Am i the only one to use Literarium? I tried in vain for half an hour to log a submission to the New Yorker and could not. No matter what I changed in my short story (categories, etc.) to match the New Yorker, it would not take the submission. This may be a deal changer for some since the New Yorker is the first mag that many would try to submit to. I was so frustrated I nearly closed my account.
Somethings wrong - I couldn’t log a submission to the Gettysburg Review either. At this point I’m logging off and going to another submission database.
Hi zm_quynn, thou not be the only person using Literarium. There are at least two of us, you and me! I’m new at this writing for dollars instead of FanFic but I’m using the ‘L’ to identify a magazine to submit to. I log in directly to the magazine for submittal instructions. I’ve had no problem so far with Mysterion, Clarkesworld, or the L. Ron Hubbard Contest.
Literarium works like Duotrope and the other large submission management tools: you record the details of your submission. You can’t use it to physically submit to a market because each market has its own specialised submission guidelines.
For example, the New Yorker says:
“ Fiction submissions: Please send your submissions (as PDF attachments) to email@example.com, or by mail to Fiction Editor, The New Yorker, 1 World Trade Center, New York, NY 10007.”
Clearly that’s not something we can automate.
On the other hand, it appears they use Submittable for poetry.
Literarium is useful to keep metadata about your work and submissions, and we can use that metadata to filter to find markets based on stats and requirements (no reprints, correct genre and word length, never been submitted there before, etc). Once you have some interesting looking markets, however, you need to check the market’s original web page (link on the right of their Literarium listing) and see how they want you to format your story etc.
We’re going to make this a little clearer in the UI though because in this modern age people clearly expect markets to be much more automatable (is that a word?) when the literary industry is, in fact, still mostly living in the early 2000s tech-wise!

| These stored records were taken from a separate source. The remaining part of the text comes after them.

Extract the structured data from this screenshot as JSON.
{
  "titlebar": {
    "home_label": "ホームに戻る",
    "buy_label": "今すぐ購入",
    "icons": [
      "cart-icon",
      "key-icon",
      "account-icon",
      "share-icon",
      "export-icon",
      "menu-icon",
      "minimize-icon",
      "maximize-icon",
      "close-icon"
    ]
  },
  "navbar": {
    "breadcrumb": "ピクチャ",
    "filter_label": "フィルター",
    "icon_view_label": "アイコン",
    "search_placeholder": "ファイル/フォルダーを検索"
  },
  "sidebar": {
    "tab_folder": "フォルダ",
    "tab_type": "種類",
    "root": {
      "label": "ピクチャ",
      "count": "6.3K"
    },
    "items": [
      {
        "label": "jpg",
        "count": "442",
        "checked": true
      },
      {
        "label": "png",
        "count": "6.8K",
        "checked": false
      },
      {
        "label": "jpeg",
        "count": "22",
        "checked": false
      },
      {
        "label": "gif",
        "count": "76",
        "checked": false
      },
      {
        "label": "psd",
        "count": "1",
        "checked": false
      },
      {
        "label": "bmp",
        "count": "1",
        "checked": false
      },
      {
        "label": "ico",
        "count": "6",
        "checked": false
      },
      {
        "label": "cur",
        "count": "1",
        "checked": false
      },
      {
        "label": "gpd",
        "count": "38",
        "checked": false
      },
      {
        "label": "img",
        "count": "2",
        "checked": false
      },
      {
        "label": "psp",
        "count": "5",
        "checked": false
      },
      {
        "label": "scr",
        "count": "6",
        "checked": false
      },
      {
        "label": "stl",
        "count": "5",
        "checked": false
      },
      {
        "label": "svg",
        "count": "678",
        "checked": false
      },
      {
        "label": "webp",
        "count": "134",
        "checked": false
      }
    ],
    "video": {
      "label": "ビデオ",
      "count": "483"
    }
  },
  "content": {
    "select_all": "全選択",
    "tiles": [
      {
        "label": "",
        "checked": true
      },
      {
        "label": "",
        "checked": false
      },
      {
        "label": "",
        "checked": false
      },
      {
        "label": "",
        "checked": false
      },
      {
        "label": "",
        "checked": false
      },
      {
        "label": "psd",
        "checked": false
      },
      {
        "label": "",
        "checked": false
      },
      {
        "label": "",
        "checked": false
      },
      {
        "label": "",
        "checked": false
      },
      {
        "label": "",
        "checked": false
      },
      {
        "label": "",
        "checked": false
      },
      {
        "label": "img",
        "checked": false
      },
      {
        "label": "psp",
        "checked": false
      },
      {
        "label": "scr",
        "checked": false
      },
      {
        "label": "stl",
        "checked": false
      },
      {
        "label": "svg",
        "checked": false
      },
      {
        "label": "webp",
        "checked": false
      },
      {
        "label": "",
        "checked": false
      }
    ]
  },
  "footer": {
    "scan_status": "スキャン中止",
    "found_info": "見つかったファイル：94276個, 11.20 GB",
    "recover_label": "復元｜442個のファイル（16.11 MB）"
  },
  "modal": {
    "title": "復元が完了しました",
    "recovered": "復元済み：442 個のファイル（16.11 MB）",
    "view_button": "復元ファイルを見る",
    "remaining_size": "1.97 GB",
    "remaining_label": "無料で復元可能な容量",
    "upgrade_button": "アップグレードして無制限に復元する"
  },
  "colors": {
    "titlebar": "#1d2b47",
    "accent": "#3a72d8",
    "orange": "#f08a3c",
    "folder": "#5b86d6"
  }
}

Hope that helps a little. The submission game can be pretty frustrating so I want to make sure we’re not contributing to that frustration